Robotic angioplasty is an innovative healthcare advancement saving patients and doctors alike
Innovations in medical care are not only saving patients but also aiding doctors to be precise in their surgeries and therapies. A remote-controlled, robotic-assisted angioplasty system has been developed to address some of the
procedural challenges and occupational hazards associated with traditional surgery methods.
The traditional procedure may throw up obstacles not only for patients but doctors as well. According to Dr Narendra Nath Khanna, a renowned cardiologist and vascular interventionist at Apollo Hospital, New Delhi, “During angioplasty, the operator has to go inside the Cath lab and has to wear an apron which is made of lead and weighs up to 10 kg. This induces a lot of
the strain on the operator, especially in the neck and shoulders. Not only that, conducting frequent surgeries means the operator ends up getting frequently exposed to radiations which can be very harmful. Many doctors have developed cancer due to the prolonged exposure to the radiations.”
Instead of the doctor’s arm, the procedure is conducted by a robotic arm which is controlled by surgeons. The precision of the robotic arm is 20 times higher than that of a human being’s. This also eliminates the hand tremors due to tiredness, stress and various other reasons.
The robots are made in such a way that they magnify the movement of the robotic arm by 20 times, giving high precision while operating.
The operators (doctors) sit outside the Cath Lab in a workstation from where they control the device. This eliminates the direct and prolonged exposure to the radiations.
The Future of Healthcare

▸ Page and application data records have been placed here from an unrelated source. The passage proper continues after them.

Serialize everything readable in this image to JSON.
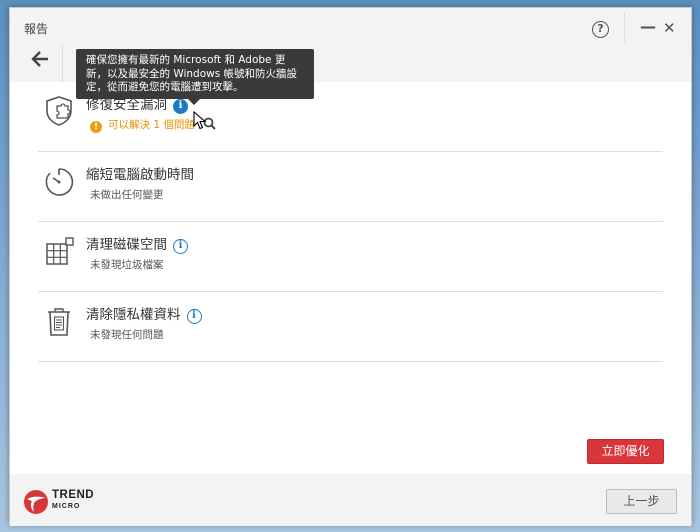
{
  "window": {
    "title": "報告"
  },
  "tooltip": {
    "line1": "確保您擁有最新的 Microsoft 和 Adobe 更",
    "line2": "新，以及最安全的 Windows 帳號和防火牆設",
    "line3": "定，從而避免您的電腦遭到攻擊。"
  },
  "items": [
    {
      "name": "修復安全漏洞",
      "status": "可以解決 1 個問題",
      "status_type": "warning"
    },
    {
      "name": "縮短電腦啟動時間",
      "status": "未做出任何變更"
    },
    {
      "name": "清理磁碟空間",
      "status": "未發現垃圾檔案"
    },
    {
      "name": "清除隱私權資料",
      "status": "未發現任何問題"
    }
  ],
  "buttons": {
    "optimize": "立即優化",
    "previous": "上一步"
  },
  "logo": {
    "line1": "TREND",
    "line2": "MICRO"
  },
  "colors": {
    "accent": "#d9363b",
    "info": "#1f7bc0",
    "warning": "#e9a10b"
  }
}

This procedure can also bridge the gap in medical services in the rural areas. As Dr Khanna says, “In the future, the doctor can be at New Delhi Apollo Hospital and the patient can be in some other part of the country. The robot can be manoeuvered through the internet at the patient’s health facility. A few doctors are experts and can use this technology to conduct high value distance procedures.”